It’s a dark, quiet morning, the kind I usually relish while drinking a hot cup of coffee at my kitchen table with warm puppies at my feet. Today, I shiver in my onesie while I wait for my pot of coffee to brew. I’m facing the kitchen window that looks onto the otherwise idyllic, peaceful neighborhood, and thinking about the book I finished reading the day before. I wonder if someone’s secretly peeking back at me, possibly planning to ambush me later in the shower and murder me. Brrrrrr. If you’re planning on reading this, I believe Samuel L. Jackson’s Jurassic Park warning should be heeded: “Hold on to your butts.”
Painters Mill, Ohio–sleepy farming community where a third of the population are Amish. Kate Burkholder, Chief of Police has childhood ties to the community, which come back to haunt her when a string of serial murders resurface after sixteen years. Who is the killer? Why the hiatus? Why the escalation in murders and change in MO? Burkholder and her patchwork team of sidekicks are on the trail, but everyone’s got secrets.
I will be honest. There is something about cozy settings and brutality that fascinates me. Not that anything really shocks us anymore, right? One never really knows who one’s neighbors are. But the idea that something can happen in a quiet, peaceful community is always attention grabbing, and Castillo does an excellent job of really drawing in the reader. She shocks you! Lures you into pacivity, and then assaults you again.
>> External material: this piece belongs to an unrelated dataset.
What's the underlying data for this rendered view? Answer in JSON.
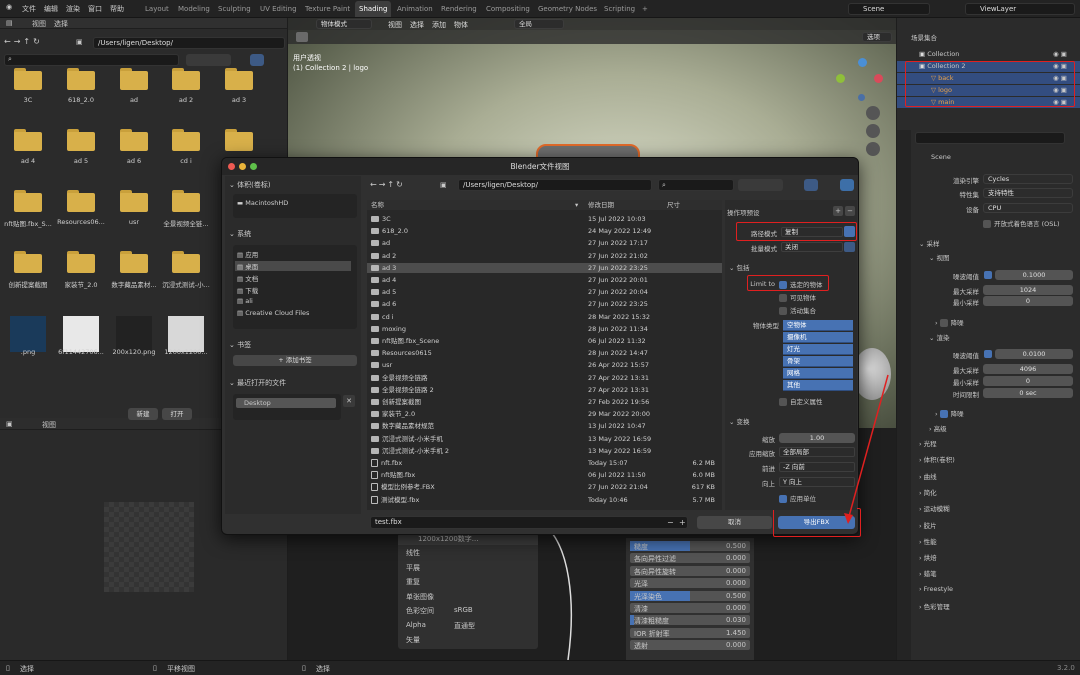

You’re never really comfortable reading through this. I may just do something I never do, and jump into the next book in the series. I don’t know if my nerves can handle it this week, but what have I got to lose other than sleep?